Give back the whole listing word for word and skip each picture.

━━━━

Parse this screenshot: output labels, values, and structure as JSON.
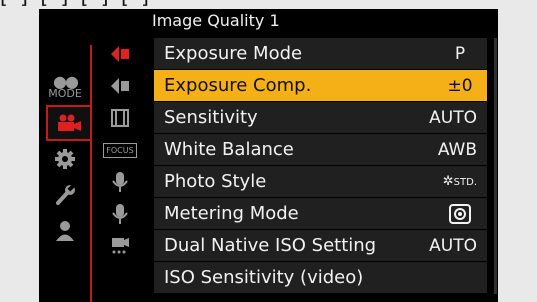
{
  "page": {
    "top_clipped_text": "[ ] [ ] [ ] [ ]"
  },
  "header": {
    "title": "Image Quality 1"
  },
  "main_categories": [
    {
      "name": "mode",
      "label": "MODE",
      "active": false
    },
    {
      "name": "video-camera",
      "active": true
    },
    {
      "name": "gear",
      "active": false
    },
    {
      "name": "wrench",
      "active": false
    },
    {
      "name": "person",
      "active": false
    }
  ],
  "sub_tabs": [
    {
      "name": "image-quality-1",
      "active": true
    },
    {
      "name": "image-quality-2",
      "active": false
    },
    {
      "name": "image-format",
      "active": false
    },
    {
      "name": "focus",
      "active": false,
      "label": "FOCUS"
    },
    {
      "name": "audio-1",
      "active": false
    },
    {
      "name": "audio-2",
      "active": false
    },
    {
      "name": "other",
      "active": false
    }
  ],
  "menu": {
    "items": [
      {
        "label": "Exposure Mode",
        "value": "P"
      },
      {
        "label": "Exposure Comp.",
        "value": "±0",
        "selected": true
      },
      {
        "label": "Sensitivity",
        "value": "AUTO"
      },
      {
        "label": "White Balance",
        "value": "AWB"
      },
      {
        "label": "Photo Style",
        "value": "STD."
      },
      {
        "label": "Metering Mode",
        "value": ""
      },
      {
        "label": "Dual Native ISO Setting",
        "value": "AUTO"
      },
      {
        "label": "ISO Sensitivity (video)",
        "value": ""
      }
    ]
  },
  "colors": {
    "accent": "#f5b018",
    "active_red": "#c41a1a",
    "row_bg": "#202020"
  }
}
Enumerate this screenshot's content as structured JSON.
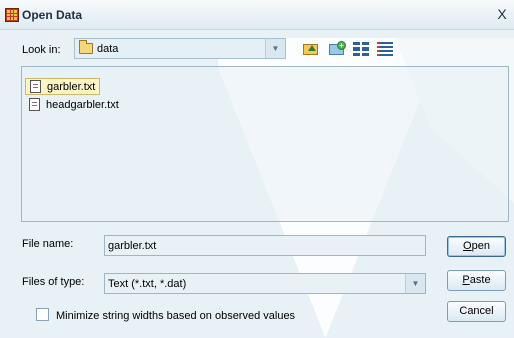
{
  "window": {
    "title": "Open Data",
    "close_glyph": "X"
  },
  "look_in": {
    "label": "Look in:",
    "value": "data",
    "icon": "folder-icon"
  },
  "toolbar": {
    "icons": [
      "up-folder-icon",
      "new-folder-icon",
      "list-view-icon",
      "details-view-icon"
    ]
  },
  "files": [
    {
      "name": "garbler.txt",
      "selected": true
    },
    {
      "name": "headgarbler.txt",
      "selected": false
    }
  ],
  "file_name": {
    "label": "File name:",
    "value": "garbler.txt"
  },
  "files_of_type": {
    "label": "Files of type:",
    "value": "Text (*.txt, *.dat)"
  },
  "buttons": {
    "open": {
      "first": "O",
      "rest": "pen"
    },
    "paste": {
      "first": "P",
      "rest": "aste"
    },
    "cancel": "Cancel"
  },
  "minimize": {
    "label": "Minimize string widths based on observed values",
    "checked": false
  }
}
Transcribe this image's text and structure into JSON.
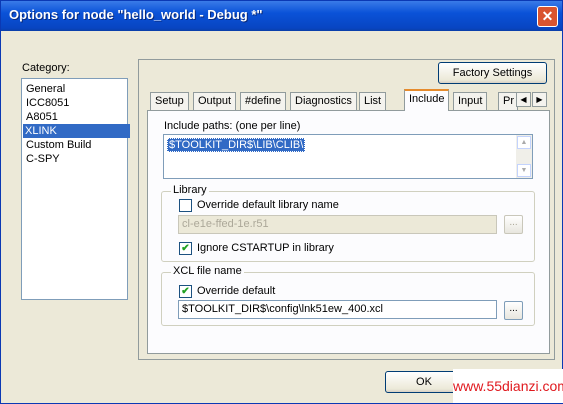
{
  "window": {
    "title": "Options for node \"hello_world - Debug *\"",
    "close_glyph": "✕"
  },
  "category": {
    "label": "Category:",
    "items": [
      {
        "label": "General"
      },
      {
        "label": "ICC8051"
      },
      {
        "label": "A8051"
      },
      {
        "label": "XLINK",
        "selected": true
      },
      {
        "label": "Custom Build"
      },
      {
        "label": "C-SPY"
      }
    ]
  },
  "factory_settings_label": "Factory Settings",
  "tabs": [
    {
      "label": "Setup"
    },
    {
      "label": "Output"
    },
    {
      "label": "#define"
    },
    {
      "label": "Diagnostics"
    },
    {
      "label": "List"
    },
    {
      "label": "Include",
      "active": true
    },
    {
      "label": "Input"
    },
    {
      "label": "Pr"
    }
  ],
  "include_paths": {
    "label": "Include paths:  (one per line)",
    "value": "$TOOLKIT_DIR$\\LIB\\CLIB\\"
  },
  "library": {
    "group_label": "Library",
    "override_label": "Override default library name",
    "override_checked": false,
    "name_value": "cl-e1e-ffed-1e.r51",
    "ignore_label": "Ignore CSTARTUP in library",
    "ignore_checked": true
  },
  "xcl": {
    "group_label": "XCL file name",
    "override_label": "Override default",
    "override_checked": true,
    "path_value": "$TOOLKIT_DIR$\\config\\lnk51ew_400.xcl"
  },
  "browse_label": "...",
  "ok_label": "OK",
  "watermark": "www.55dianzi.com",
  "colors": {
    "selection": "#316ac5",
    "titlebar": "#0a52d8",
    "active_tab_accent": "#e68b2c",
    "watermark": "#e0191e"
  }
}
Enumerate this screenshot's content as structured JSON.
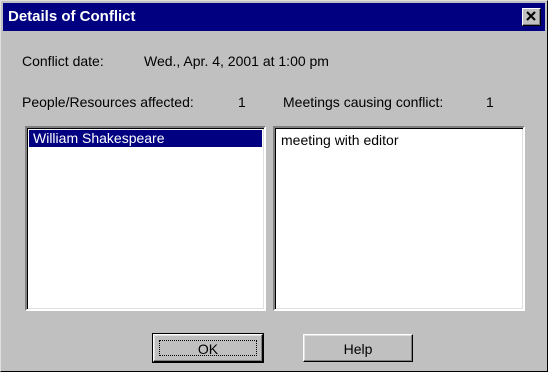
{
  "window": {
    "title": "Details of Conflict"
  },
  "conflict": {
    "date_label": "Conflict date:",
    "date_value": "Wed., Apr. 4, 2001 at 1:00 pm",
    "people_label": "People/Resources affected:",
    "people_count": "1",
    "meetings_label": "Meetings causing conflict:",
    "meetings_count": "1"
  },
  "people_list": {
    "items": [
      {
        "label": "William Shakespeare",
        "selected": true
      }
    ]
  },
  "meetings_list": {
    "items": [
      {
        "label": "meeting with editor",
        "selected": false
      }
    ]
  },
  "buttons": {
    "ok_label": "OK",
    "help_label": "Help"
  },
  "icons": {
    "close": "close-icon"
  },
  "colors": {
    "titlebar": "#000080",
    "dialog_face": "#c0c0c0",
    "selection": "#000080"
  }
}
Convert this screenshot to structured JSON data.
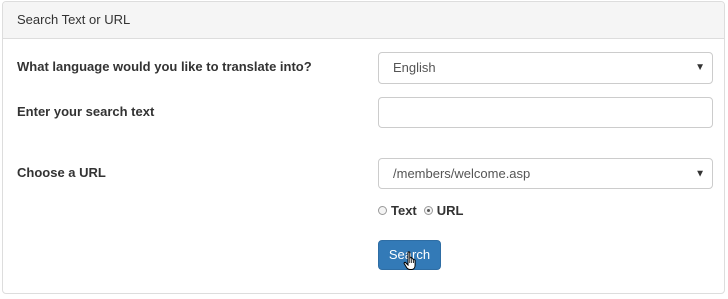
{
  "panel": {
    "heading": "Search Text or URL"
  },
  "form": {
    "language_label": "What language would you like to translate into?",
    "language_value": "English",
    "search_text_label": "Enter your search text",
    "search_text_value": "",
    "url_label": "Choose a URL",
    "url_value": "/members/welcome.asp",
    "radio_text_label": "Text",
    "radio_url_label": "URL",
    "selected_radio": "URL",
    "search_button_label": "Search"
  },
  "icons": {
    "dropdown": "chevron-down-icon",
    "cursor": "hand-pointer-icon"
  },
  "colors": {
    "button": "#337ab7",
    "heading_bg": "#f5f5f5",
    "border": "#dddddd"
  }
}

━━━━

Your response:
Parse this screenshot: output labels, values, and structure as JSON.
{
  "page": {
    "top_clipped_text": "[ ] [ ] [ ] [ ]"
  },
  "header": {
    "title": "Image Quality 1"
  },
  "main_categories": [
    {
      "name": "mode",
      "label": "MODE",
      "active": false
    },
    {
      "name": "video-camera",
      "active": true
    },
    {
      "name": "gear",
      "active": false
    },
    {
      "name": "wrench",
      "active": false
    },
    {
      "name": "person",
      "active": false
    }
  ],
  "sub_tabs": [
    {
      "name": "image-quality-1",
      "active": true
    },
    {
      "name": "image-quality-2",
      "active": false
    },
    {
      "name": "image-format",
      "active": false
    },
    {
      "name": "focus",
      "active": false,
      "label": "FOCUS"
    },
    {
      "name": "audio-1",
      "active": false
    },
    {
      "name": "audio-2",
      "active": false
    },
    {
      "name": "other",
      "active": false
    }
  ],
  "menu": {
    "items": [
      {
        "label": "Exposure Mode",
        "value": "P"
      },
      {
        "label": "Exposure Comp.",
        "value": "±0",
        "selected": true
      },
      {
        "label": "Sensitivity",
        "value": "AUTO"
      },
      {
        "label": "White Balance",
        "value": "AWB"
      },
      {
        "label": "Photo Style",
        "value": "STD."
      },
      {
        "label": "Metering Mode",
        "value": ""
      },
      {
        "label": "Dual Native ISO Setting",
        "value": "AUTO"
      },
      {
        "label": "ISO Sensitivity (video)",
        "value": ""
      }
    ]
  },
  "colors": {
    "accent": "#f5b018",
    "active_red": "#c41a1a",
    "row_bg": "#202020"
  }
}
Enumerate this screenshot's content as structured JSON.
{
  "window": {
    "title": "Open Data",
    "close_glyph": "X"
  },
  "look_in": {
    "label": "Look in:",
    "value": "data",
    "icon": "folder-icon"
  },
  "toolbar": {
    "icons": [
      "up-folder-icon",
      "new-folder-icon",
      "list-view-icon",
      "details-view-icon"
    ]
  },
  "files": [
    {
      "name": "garbler.txt",
      "selected": true
    },
    {
      "name": "headgarbler.txt",
      "selected": false
    }
  ],
  "file_name": {
    "label": "File name:",
    "value": "garbler.txt"
  },
  "files_of_type": {
    "label": "Files of type:",
    "value": "Text (*.txt, *.dat)"
  },
  "buttons": {
    "open": {
      "first": "O",
      "rest": "pen"
    },
    "paste": {
      "first": "P",
      "rest": "aste"
    },
    "cancel": "Cancel"
  },
  "minimize": {
    "label": "Minimize string widths based on observed values",
    "checked": false
  }
}
Transcribe this image's text and structure into JSON.
{
  "window": {
    "title": "Options for node \"hello_world - Debug *\"",
    "close_glyph": "✕"
  },
  "category": {
    "label": "Category:",
    "items": [
      {
        "label": "General"
      },
      {
        "label": "ICC8051"
      },
      {
        "label": "A8051"
      },
      {
        "label": "XLINK",
        "selected": true
      },
      {
        "label": "Custom Build"
      },
      {
        "label": "C-SPY"
      }
    ]
  },
  "factory_settings_label": "Factory Settings",
  "tabs": [
    {
      "label": "Setup"
    },
    {
      "label": "Output"
    },
    {
      "label": "#define"
    },
    {
      "label": "Diagnostics"
    },
    {
      "label": "List"
    },
    {
      "label": "Include",
      "active": true
    },
    {
      "label": "Input"
    },
    {
      "label": "Pr"
    }
  ],
  "include_paths": {
    "label": "Include paths:  (one per line)",
    "value": "$TOOLKIT_DIR$\\LIB\\CLIB\\"
  },
  "library": {
    "group_label": "Library",
    "override_label": "Override default library name",
    "override_checked": false,
    "name_value": "cl-e1e-ffed-1e.r51",
    "ignore_label": "Ignore CSTARTUP in library",
    "ignore_checked": true
  },
  "xcl": {
    "group_label": "XCL file name",
    "override_label": "Override default",
    "override_checked": true,
    "path_value": "$TOOLKIT_DIR$\\config\\lnk51ew_400.xcl"
  },
  "browse_label": "...",
  "ok_label": "OK",
  "watermark": "www.55dianzi.com",
  "colors": {
    "selection": "#316ac5",
    "titlebar": "#0a52d8",
    "active_tab_accent": "#e68b2c",
    "watermark": "#e0191e"
  }
}
Enumerate this screenshot's content as structured JSON.
{
  "window": {
    "title": "Details of Conflict"
  },
  "conflict": {
    "date_label": "Conflict date:",
    "date_value": "Wed., Apr. 4, 2001 at 1:00 pm",
    "people_label": "People/Resources affected:",
    "people_count": "1",
    "meetings_label": "Meetings causing conflict:",
    "meetings_count": "1"
  },
  "people_list": {
    "items": [
      {
        "label": "William Shakespeare",
        "selected": true
      }
    ]
  },
  "meetings_list": {
    "items": [
      {
        "label": "meeting with editor",
        "selected": false
      }
    ]
  },
  "buttons": {
    "ok_label": "OK",
    "help_label": "Help"
  },
  "icons": {
    "close": "close-icon"
  },
  "colors": {
    "titlebar": "#000080",
    "dialog_face": "#c0c0c0",
    "selection": "#000080"
  }
}
Convert this screenshot to structured JSON data.
{
  "panel": {
    "heading": "Search Text or URL"
  },
  "form": {
    "language_label": "What language would you like to translate into?",
    "language_value": "English",
    "search_text_label": "Enter your search text",
    "search_text_value": "",
    "url_label": "Choose a URL",
    "url_value": "/members/welcome.asp",
    "radio_text_label": "Text",
    "radio_url_label": "URL",
    "selected_radio": "URL",
    "search_button_label": "Search"
  },
  "icons": {
    "dropdown": "chevron-down-icon",
    "cursor": "hand-pointer-icon"
  },
  "colors": {
    "button": "#337ab7",
    "heading_bg": "#f5f5f5",
    "border": "#dddddd"
  }
}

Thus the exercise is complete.